And now arrived the 4th of July, that greatest of all American festivals. On
On the 4th of July, the hearts of the people seem to awaken from a 364 days’ sleep. They appear high-spirited, gay, animated, social, generous, or at least liberal in expense; and would they but refrain from spitting on that hallowed day, I should say that on the 4th of July, at least, they appeared to be amiable people.
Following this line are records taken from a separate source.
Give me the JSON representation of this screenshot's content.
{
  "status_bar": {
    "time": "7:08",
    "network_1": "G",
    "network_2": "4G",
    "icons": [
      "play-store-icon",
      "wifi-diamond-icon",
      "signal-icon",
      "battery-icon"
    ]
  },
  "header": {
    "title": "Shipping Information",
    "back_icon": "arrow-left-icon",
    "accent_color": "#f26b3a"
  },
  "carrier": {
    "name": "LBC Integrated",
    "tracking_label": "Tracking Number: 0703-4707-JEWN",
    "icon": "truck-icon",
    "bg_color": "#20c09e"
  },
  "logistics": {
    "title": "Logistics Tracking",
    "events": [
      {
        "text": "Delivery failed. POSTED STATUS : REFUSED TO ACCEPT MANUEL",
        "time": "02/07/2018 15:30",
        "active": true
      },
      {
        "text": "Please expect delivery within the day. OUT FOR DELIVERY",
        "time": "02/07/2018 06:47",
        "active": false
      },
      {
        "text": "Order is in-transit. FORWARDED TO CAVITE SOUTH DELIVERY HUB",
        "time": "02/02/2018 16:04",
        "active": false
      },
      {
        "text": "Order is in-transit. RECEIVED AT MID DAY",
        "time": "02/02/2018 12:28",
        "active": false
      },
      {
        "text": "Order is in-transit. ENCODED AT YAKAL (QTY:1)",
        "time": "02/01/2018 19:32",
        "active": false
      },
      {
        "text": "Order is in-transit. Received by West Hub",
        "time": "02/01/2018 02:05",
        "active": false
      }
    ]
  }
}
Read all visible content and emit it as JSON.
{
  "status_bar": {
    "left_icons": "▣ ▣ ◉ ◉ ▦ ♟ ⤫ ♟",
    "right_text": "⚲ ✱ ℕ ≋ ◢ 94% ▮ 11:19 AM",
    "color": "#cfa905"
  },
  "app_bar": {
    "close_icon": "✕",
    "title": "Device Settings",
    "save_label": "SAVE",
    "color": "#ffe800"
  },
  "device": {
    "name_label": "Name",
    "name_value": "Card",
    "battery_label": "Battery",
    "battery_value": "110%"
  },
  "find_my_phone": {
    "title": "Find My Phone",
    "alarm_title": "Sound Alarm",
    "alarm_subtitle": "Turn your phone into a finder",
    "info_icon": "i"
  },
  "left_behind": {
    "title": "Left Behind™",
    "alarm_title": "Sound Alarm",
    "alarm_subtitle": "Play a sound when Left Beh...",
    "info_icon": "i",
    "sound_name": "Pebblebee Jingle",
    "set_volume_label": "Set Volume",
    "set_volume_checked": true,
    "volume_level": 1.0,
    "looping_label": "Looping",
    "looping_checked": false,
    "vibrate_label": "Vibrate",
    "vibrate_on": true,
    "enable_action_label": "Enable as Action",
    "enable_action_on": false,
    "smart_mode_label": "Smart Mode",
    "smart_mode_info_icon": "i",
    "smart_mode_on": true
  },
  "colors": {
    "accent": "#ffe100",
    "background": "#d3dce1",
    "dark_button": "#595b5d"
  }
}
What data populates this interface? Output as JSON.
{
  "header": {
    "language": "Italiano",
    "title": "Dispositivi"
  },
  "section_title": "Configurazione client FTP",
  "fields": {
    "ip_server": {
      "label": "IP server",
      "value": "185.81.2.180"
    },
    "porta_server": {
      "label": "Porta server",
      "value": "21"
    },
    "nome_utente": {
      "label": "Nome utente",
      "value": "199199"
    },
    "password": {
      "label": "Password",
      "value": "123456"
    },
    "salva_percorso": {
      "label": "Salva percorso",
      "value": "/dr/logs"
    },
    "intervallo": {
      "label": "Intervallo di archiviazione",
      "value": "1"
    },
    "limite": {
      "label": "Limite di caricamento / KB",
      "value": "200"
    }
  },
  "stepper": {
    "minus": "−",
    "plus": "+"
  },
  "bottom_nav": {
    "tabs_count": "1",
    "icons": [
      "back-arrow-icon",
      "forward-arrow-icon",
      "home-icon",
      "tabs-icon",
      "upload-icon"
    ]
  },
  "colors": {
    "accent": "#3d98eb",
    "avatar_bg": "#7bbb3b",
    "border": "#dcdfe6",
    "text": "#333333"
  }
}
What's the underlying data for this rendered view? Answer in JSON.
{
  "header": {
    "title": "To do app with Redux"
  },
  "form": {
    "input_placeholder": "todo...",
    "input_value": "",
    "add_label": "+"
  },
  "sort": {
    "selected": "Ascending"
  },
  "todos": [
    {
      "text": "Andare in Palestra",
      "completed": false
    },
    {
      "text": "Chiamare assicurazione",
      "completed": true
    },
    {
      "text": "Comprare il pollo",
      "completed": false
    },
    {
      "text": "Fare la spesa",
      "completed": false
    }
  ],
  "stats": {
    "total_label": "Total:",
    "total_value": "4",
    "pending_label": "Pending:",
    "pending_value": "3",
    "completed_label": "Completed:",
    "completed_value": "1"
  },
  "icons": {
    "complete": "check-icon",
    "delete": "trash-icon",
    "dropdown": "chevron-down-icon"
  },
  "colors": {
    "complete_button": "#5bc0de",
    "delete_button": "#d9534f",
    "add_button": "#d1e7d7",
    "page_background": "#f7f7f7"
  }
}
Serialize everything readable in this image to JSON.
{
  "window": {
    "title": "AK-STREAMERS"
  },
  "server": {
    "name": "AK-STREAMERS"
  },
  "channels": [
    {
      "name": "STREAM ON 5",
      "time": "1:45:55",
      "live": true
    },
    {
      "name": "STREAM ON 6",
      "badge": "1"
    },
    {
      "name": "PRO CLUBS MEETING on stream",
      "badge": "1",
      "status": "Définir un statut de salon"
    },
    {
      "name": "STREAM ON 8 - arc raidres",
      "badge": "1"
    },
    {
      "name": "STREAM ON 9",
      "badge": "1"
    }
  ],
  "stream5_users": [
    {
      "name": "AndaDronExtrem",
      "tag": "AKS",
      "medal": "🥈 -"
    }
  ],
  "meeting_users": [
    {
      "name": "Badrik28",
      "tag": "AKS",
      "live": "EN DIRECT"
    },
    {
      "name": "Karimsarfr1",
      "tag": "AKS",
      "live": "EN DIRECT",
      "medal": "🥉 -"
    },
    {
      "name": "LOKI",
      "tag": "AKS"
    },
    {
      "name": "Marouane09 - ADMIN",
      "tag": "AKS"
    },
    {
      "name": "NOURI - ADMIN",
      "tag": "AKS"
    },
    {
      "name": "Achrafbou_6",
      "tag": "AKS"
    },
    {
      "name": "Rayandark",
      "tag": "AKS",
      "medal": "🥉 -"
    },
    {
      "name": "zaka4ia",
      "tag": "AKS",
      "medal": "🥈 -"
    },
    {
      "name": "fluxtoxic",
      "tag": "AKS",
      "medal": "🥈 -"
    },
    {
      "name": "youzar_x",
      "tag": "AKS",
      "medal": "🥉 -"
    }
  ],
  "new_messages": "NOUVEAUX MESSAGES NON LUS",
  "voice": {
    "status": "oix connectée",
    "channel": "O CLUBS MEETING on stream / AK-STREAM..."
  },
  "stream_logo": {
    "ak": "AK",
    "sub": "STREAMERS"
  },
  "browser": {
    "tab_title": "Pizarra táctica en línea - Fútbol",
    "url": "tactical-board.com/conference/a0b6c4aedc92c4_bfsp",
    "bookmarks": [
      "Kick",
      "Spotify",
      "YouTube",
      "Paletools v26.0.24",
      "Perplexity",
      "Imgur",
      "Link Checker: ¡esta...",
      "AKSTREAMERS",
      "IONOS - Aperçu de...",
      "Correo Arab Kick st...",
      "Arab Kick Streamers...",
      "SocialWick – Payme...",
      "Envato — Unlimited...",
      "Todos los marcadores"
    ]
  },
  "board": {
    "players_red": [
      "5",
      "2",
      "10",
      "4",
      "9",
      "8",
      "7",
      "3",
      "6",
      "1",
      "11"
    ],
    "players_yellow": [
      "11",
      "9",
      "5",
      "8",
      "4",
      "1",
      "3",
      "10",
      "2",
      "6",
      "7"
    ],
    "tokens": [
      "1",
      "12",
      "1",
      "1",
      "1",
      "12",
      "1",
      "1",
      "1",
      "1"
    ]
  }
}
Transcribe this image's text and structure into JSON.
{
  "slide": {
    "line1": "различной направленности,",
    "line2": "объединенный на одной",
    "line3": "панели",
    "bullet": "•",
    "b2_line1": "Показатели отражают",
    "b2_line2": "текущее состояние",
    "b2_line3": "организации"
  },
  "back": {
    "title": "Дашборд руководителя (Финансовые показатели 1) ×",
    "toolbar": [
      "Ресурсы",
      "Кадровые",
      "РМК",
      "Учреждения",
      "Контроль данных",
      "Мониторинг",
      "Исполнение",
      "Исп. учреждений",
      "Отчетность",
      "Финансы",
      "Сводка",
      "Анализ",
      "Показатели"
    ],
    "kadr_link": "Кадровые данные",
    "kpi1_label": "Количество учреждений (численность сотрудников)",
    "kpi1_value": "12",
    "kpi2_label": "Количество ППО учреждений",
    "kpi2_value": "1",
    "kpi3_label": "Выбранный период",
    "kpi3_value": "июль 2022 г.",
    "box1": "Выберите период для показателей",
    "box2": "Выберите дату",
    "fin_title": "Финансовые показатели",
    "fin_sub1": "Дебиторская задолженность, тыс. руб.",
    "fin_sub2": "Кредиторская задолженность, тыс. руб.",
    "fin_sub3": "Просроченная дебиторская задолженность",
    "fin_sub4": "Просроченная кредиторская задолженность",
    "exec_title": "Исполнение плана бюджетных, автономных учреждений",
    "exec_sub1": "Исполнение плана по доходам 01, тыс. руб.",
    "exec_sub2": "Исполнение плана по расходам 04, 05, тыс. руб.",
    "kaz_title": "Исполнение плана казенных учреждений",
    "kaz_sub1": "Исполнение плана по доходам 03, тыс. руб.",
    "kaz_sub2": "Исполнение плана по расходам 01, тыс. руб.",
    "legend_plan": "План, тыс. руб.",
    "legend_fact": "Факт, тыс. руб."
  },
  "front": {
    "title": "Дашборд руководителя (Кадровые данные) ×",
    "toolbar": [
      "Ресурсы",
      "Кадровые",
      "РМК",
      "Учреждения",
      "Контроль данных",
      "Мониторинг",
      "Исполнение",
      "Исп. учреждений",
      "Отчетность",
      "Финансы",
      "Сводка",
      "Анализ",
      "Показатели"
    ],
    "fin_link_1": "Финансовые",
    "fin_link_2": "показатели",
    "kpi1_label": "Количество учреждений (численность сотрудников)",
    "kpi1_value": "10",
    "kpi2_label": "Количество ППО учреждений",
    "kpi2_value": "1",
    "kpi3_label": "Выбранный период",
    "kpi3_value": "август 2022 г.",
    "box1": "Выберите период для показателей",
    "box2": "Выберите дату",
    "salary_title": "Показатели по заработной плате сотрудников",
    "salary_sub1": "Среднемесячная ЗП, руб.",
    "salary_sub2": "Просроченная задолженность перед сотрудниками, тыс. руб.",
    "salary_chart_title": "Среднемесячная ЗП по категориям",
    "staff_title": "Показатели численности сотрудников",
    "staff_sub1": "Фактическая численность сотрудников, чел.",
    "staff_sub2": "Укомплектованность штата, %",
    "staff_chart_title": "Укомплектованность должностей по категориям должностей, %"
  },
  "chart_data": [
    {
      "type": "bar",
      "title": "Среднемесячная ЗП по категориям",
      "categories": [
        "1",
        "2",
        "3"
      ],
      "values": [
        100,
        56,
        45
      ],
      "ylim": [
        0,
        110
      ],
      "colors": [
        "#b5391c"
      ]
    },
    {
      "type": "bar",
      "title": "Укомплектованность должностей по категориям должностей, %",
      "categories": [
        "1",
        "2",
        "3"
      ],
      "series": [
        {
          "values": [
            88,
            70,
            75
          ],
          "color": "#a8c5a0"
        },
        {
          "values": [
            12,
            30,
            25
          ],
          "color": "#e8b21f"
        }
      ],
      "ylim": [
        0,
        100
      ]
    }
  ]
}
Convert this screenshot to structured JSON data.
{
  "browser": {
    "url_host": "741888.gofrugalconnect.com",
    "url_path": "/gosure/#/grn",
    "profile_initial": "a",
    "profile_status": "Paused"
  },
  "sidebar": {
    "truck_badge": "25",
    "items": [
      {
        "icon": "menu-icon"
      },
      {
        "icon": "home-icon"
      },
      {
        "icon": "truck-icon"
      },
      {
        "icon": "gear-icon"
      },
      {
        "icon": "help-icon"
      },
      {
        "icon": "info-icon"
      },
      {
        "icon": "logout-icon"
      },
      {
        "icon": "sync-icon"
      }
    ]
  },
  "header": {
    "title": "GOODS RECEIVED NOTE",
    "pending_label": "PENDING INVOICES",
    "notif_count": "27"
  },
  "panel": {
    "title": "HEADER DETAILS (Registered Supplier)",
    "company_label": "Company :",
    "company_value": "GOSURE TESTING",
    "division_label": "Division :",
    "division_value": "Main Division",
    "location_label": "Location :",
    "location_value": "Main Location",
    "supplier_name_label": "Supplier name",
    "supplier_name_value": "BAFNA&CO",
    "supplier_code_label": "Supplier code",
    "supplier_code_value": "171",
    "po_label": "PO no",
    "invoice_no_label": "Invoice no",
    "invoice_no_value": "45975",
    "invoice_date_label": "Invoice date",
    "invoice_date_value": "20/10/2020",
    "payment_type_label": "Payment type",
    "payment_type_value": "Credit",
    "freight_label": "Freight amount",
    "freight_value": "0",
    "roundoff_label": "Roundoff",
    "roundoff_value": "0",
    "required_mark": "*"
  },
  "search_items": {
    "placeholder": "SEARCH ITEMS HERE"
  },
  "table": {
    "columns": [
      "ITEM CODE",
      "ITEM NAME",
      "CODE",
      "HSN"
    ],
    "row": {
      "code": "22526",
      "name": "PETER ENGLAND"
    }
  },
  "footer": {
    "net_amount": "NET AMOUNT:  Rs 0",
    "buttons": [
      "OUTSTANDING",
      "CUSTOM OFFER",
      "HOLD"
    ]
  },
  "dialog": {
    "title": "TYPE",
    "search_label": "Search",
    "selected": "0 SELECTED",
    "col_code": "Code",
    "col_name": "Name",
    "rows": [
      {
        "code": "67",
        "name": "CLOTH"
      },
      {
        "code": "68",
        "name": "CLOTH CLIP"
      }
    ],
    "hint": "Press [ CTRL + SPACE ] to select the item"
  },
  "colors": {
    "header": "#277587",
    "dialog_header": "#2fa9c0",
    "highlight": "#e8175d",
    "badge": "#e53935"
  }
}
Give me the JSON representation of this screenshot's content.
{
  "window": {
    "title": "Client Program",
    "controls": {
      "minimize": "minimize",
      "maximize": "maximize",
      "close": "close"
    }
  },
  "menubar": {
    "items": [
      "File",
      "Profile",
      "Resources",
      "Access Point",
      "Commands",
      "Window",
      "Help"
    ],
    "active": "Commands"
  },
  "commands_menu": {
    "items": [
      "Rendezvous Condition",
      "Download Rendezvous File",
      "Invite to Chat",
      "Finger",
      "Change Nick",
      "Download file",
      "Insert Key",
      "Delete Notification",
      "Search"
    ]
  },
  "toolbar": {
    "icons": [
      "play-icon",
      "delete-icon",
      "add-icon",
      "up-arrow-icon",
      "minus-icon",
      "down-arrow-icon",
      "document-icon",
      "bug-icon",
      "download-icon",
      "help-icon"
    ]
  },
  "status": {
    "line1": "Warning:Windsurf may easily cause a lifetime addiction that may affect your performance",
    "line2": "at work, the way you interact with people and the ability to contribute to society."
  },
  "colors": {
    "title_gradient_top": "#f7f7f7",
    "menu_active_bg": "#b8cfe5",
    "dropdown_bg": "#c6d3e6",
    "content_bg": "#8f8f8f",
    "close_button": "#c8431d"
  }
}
It is true that the women have but little to do with pageantry, the splendour, or the gaiety of the day; but, setting this defect aside, it was indeed a glorious sight to behold a jubilee so heartfelt as this; and had they not had the bad taste and bad feeling to utter an annual oration, with unvarying abuse of the mother country, to say nothing of the warlike manifesto called Declaration of Independence, our gracious king himself might look upon the scene and say that it was good; and even rejoice that twelve millions of bustling bodies, at four thousand miles distance from his throne and his altars, should make their own laws and drink their own tea after the fashion that pleased them best.
In Mrs. Trollope's own words: In 1832, I published Domestic Manners of the Americans, which was described by one critic as “a spirited, highly critical account of [my] adventures and travels in the new republic.” Although my candid observations about American life and society were contemptuously dismissed by American reviewers, Domestic Manners of the Americans was enormously popular in England and it launched my career as a writer and social critic.